From the beginning of the chapter:
The FBI's political surveillance began long before the establishment
of the national security state during the Cold War, and the reasons for
the Bureau's power must be found on a deeper level than in the
machinations of its legendary director. The FBI's political role
stretched back to World War I and the Red Scare and it did not
originate because of a popular anticommunist hysteria or because it
was out of control, as most historians have argued.
The Question About the Nature of the Communist Threat
Since the end of the Cold War, some of the archives of the American
and Soviet intelligence agencies have been made available to historians.
The Comintern archives have shown that the American Communists
slavishly followed the directives from Moscow, that they from the
very beginning to a large extent were financed by the Russians, and
that the Communist Party maintained an underground apparatus for
illegal activities. The archives of the KGB and the National Security
Agency have revealed that American Communists were recruited on a
massive scale by the Soviets from the middle of the 1930s to infiltrate
the government and the defense industry, influence the policy-making
process, and provide information for Soviet intelligence services. Not

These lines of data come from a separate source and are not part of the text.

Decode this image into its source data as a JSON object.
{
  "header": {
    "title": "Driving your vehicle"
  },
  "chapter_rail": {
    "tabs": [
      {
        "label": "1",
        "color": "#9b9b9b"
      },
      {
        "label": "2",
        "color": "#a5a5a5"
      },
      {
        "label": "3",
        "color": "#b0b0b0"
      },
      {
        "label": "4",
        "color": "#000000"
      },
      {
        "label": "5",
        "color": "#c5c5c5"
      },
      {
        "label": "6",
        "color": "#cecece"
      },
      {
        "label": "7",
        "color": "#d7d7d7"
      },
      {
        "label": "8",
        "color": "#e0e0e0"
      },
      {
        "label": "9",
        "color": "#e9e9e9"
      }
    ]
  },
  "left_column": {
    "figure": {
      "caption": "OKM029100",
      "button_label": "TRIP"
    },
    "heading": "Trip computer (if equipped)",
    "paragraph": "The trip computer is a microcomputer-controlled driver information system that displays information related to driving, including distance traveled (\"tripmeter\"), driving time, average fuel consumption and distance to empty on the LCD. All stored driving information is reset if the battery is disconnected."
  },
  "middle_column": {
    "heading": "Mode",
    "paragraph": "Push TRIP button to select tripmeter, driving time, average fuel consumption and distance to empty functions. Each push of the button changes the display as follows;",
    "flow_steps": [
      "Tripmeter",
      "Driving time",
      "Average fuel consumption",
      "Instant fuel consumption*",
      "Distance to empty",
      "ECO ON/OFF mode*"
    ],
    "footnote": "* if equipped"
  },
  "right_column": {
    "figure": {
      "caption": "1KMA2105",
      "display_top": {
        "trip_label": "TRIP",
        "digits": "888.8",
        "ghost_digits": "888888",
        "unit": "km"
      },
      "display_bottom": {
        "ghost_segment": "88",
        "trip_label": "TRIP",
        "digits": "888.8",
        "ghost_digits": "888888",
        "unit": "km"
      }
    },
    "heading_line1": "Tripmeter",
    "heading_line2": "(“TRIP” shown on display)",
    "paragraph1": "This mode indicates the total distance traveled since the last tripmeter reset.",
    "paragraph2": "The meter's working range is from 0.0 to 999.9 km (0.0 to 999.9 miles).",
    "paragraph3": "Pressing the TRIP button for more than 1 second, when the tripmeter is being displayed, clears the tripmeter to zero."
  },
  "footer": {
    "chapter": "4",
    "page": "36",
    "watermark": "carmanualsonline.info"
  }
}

a few of those who were persecuted during the McCarthy era were, in
fact, Soviet spies.